DATA SHOWN
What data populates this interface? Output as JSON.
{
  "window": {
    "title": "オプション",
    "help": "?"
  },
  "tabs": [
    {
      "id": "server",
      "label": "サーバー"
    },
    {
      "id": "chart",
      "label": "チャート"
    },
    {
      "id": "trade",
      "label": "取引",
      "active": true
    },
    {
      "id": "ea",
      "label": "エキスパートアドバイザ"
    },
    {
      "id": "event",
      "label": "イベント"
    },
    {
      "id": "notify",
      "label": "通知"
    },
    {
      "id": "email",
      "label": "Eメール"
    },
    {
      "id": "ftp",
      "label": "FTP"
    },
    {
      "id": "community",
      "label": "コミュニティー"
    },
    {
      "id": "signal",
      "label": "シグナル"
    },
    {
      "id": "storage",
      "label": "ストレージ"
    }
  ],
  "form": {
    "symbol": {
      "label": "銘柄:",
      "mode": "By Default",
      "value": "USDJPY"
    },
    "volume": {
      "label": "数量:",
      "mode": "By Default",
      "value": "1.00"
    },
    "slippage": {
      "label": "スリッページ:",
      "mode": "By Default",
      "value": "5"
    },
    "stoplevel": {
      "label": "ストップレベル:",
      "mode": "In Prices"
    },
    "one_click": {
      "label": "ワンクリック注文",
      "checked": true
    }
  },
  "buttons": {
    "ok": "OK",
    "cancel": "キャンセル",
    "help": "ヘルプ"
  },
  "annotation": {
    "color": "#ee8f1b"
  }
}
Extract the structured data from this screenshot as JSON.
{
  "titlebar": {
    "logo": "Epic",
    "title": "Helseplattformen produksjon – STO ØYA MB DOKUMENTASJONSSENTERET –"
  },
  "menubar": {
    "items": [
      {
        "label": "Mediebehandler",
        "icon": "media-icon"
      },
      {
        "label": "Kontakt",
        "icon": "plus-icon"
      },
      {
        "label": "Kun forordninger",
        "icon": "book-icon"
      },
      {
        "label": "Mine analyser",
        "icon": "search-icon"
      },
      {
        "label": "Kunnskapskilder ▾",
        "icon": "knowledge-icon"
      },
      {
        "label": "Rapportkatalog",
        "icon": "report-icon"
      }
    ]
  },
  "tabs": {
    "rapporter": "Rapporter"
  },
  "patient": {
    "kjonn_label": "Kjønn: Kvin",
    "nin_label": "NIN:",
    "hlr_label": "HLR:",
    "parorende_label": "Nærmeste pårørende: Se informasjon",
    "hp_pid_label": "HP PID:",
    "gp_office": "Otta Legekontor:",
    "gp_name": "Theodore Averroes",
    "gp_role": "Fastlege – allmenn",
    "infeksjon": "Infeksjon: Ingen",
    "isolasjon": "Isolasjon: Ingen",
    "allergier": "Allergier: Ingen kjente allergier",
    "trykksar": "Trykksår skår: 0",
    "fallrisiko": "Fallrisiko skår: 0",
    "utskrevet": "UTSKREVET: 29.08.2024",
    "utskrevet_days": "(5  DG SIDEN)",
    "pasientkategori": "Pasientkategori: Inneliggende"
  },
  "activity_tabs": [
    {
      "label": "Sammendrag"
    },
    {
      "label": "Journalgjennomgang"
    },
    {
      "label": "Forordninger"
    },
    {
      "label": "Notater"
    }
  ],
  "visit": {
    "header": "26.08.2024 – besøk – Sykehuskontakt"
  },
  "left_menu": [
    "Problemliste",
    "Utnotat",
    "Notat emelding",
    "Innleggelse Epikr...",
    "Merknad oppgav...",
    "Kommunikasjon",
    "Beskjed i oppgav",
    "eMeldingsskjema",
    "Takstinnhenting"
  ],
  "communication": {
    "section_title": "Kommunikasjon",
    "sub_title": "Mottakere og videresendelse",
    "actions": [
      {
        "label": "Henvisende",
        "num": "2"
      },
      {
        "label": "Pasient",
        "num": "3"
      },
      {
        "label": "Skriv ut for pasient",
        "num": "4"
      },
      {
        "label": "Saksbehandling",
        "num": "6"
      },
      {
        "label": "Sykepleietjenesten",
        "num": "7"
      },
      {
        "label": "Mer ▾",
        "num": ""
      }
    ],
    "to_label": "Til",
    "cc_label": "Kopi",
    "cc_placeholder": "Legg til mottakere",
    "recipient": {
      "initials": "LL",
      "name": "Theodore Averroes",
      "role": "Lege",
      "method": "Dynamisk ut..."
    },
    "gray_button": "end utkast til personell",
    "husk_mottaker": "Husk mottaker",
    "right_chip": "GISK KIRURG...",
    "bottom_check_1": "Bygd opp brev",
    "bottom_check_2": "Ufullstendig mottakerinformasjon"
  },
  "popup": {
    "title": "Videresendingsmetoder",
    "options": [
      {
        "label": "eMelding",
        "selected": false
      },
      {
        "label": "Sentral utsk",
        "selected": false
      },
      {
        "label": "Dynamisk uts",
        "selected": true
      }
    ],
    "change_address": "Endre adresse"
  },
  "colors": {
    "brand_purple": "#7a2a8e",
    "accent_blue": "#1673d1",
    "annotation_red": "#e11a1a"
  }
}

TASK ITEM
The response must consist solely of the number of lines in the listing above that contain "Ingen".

SOLVED PROBLEM
3